I am not perfection in any way other than my imperfection. I am a child, stumbling around in the dark, pretending I know the way, faking it until I make it. Life taught me that I must be prepared to make mistakes in order to grow, so I have made them gleefully at times, ready for the wisdom that comes with it. I am a hermit, I am insular, I block people out because I feel too much, I isolate myself because the voices in my head are too much company. I’m a terrible friend one minute and the best person to be around the next. I am selfish and selfless, I am strong and fragile. I am beauty incarnate and the hag of your nightmares. I am the queen of the Universe and the muck on your shoe.

This is who I am. And I will walk this trail again and again until the day I die. I’d just prefer to walk it with you.

The Right to be Human

I am writing today as a human being, born with the same rights as every other human being in this country. Born to believe in whatever spiritually makes sense to me; born to follow whatever dream I may have for my life; born to live freely in a Western country that embraces every human as an equal inhabitant. Equal, that is, as long as I’m straight.

Australia is supposed to be a free country. We arrogantly call ourselves part of the first world, an appellation we give to this country due to industry, opportunity, freedom of expression, and human rights. But that’s bullshit, because in Australia, gay people are not equal. Gay people do not have the same rights as every other citizen. A gay person is not allowed to marry their partner.
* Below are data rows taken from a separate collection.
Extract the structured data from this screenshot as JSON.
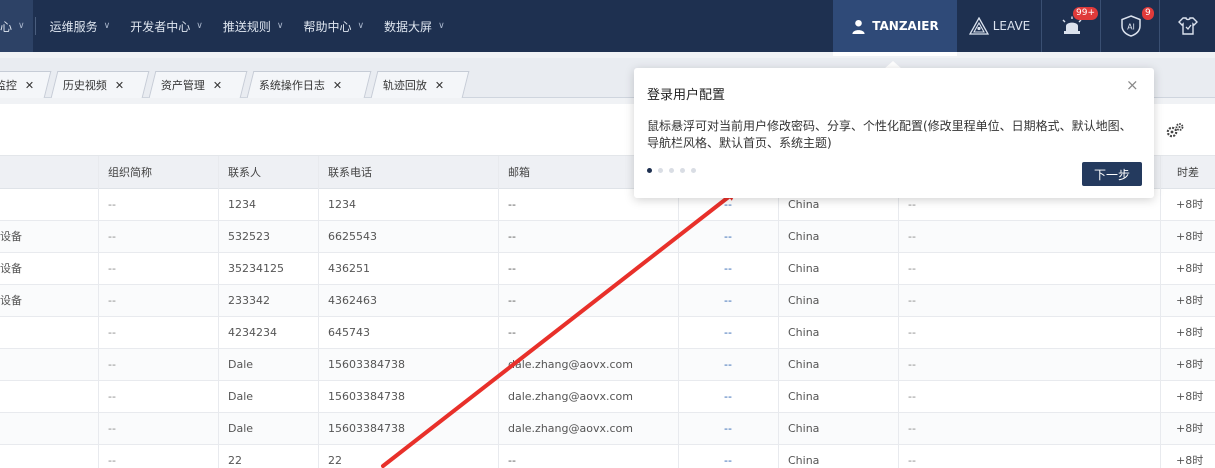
{
  "nav": {
    "menus": [
      {
        "label": "心"
      },
      {
        "label": "运维服务"
      },
      {
        "label": "开发者中心"
      },
      {
        "label": "推送规则"
      },
      {
        "label": "帮助中心"
      },
      {
        "label": "数据大屏"
      }
    ],
    "user": "TANZAIER",
    "leave": "LEAVE",
    "alarm_badge": "99+",
    "ai_badge": "9",
    "ai_label": "AI"
  },
  "tabs": [
    {
      "label": "监控"
    },
    {
      "label": "历史视频"
    },
    {
      "label": "资产管理"
    },
    {
      "label": "系统操作日志"
    },
    {
      "label": "轨迹回放"
    }
  ],
  "table": {
    "headers": {
      "org_short": "组织简称",
      "contact": "联系人",
      "phone": "联系电话",
      "email": "邮箱",
      "timezone": "时差"
    },
    "rows": [
      {
        "c0": "",
        "org": "--",
        "contact": "1234",
        "phone": "1234",
        "email": "--",
        "d1": "--",
        "country": "China",
        "d2": "--",
        "tz": "+8时"
      },
      {
        "c0": "设备",
        "org": "--",
        "contact": "532523",
        "phone": "6625543",
        "email": "--",
        "d1": "--",
        "country": "China",
        "d2": "--",
        "tz": "+8时"
      },
      {
        "c0": "设备",
        "org": "--",
        "contact": "35234125",
        "phone": "436251",
        "email": "--",
        "d1": "--",
        "country": "China",
        "d2": "--",
        "tz": "+8时"
      },
      {
        "c0": "设备",
        "org": "--",
        "contact": "233342",
        "phone": "4362463",
        "email": "--",
        "d1": "--",
        "country": "China",
        "d2": "--",
        "tz": "+8时"
      },
      {
        "c0": "",
        "org": "--",
        "contact": "4234234",
        "phone": "645743",
        "email": "--",
        "d1": "--",
        "country": "China",
        "d2": "--",
        "tz": "+8时"
      },
      {
        "c0": "",
        "org": "--",
        "contact": "Dale",
        "phone": "15603384738",
        "email": "dale.zhang@aovx.com",
        "d1": "--",
        "country": "China",
        "d2": "--",
        "tz": "+8时"
      },
      {
        "c0": "",
        "org": "--",
        "contact": "Dale",
        "phone": "15603384738",
        "email": "dale.zhang@aovx.com",
        "d1": "--",
        "country": "China",
        "d2": "--",
        "tz": "+8时"
      },
      {
        "c0": "",
        "org": "--",
        "contact": "Dale",
        "phone": "15603384738",
        "email": "dale.zhang@aovx.com",
        "d1": "--",
        "country": "China",
        "d2": "--",
        "tz": "+8时"
      },
      {
        "c0": "",
        "org": "--",
        "contact": "22",
        "phone": "22",
        "email": "--",
        "d1": "--",
        "country": "China",
        "d2": "--",
        "tz": "+8时"
      }
    ]
  },
  "popover": {
    "title": "登录用户配置",
    "body": "鼠标悬浮可对当前用户修改密码、分享、个性化配置(修改里程单位、日期格式、默认地图、导航栏风格、默认首页、系统主题)",
    "next_label": "下一步",
    "close": "×"
  },
  "colors": {
    "nav_bg": "#1e3050",
    "user_bg": "#2f4a78",
    "badge": "#e03a3a",
    "annotation_arrow": "#e8302a"
  }
}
Now, I’ve heard every argument under the sun: the mother of my ex-girlfriend (yes, a woman with a gay child) questions the validity of the government putting energy into marriage equality as “there are so many more important things to consider, like our economy!” The ex-boyfriend’s mother said it was not a governmental issue because “marriage is a religious concern.” Julia Gillard, our Prime Minister, says she doesn’t believe in marriage equality because “it goes against my upbringing”. And spare me the religious diatribe that states that “homosexuals are an abomination against God”, ’cause I don’t believe in your God, and the Universe I am connected to doesn’t give a fuck who I share my bed with.

What this whole thing boils down to for me is that it’s about basic, fundamental human rights. These human rights are being violated, which makes it an extremely important governmental issue. Marriage ceased to be solely a religious convention decades ago – thousands of heterosexuals have non-religious marriage services conducted by civil marriage celebrants. It is definitely a legal issue. There is no demand for marriage between gay people to be recognised by the Church anyway, so the point is moot. And if you, like Julia, were brought up to be a bigoted, prejudicial idiot? Well, change. You’re an adult, aren’t you? You have the capacity for independent thought, yes? If that’s troubling for you, try this on: imagine you love someone so much you want to marry them, but you can’t because your government says you’re not allowed to. Imagine that the very act of loving that person was considered a crime in some Western countries a few short years ago. Imagine that holding your lover’s hand in public (or even behind closed doors) could get you hanged, shot or bashed. Now what do you think?

Photo by Christopher Bryant

Photo by Christopher Bryant

Look, not every gay person wants to get married, just as not every straight person does. The point is, the marriage equality fight is for the right to choose, just like straight people have the right to choose. And what will happen if gay people are allowed to marry? Well – hold on to your hats, people – some gay people will get married. That’s it. So, what’s the big deal?

This effects all of us. We all have a connection, however tenuous, to someone who is gay, lesbian, bisexual or transgender, and is therefore being discriminated against by our government. All I am asking you to do, is open your mind and your heart. Change is coming.

P.S. In case you’re wondering, my sexual orientation is irrelevant. I’m writing as a human being, with the same rights as every other human being in this country. That is all.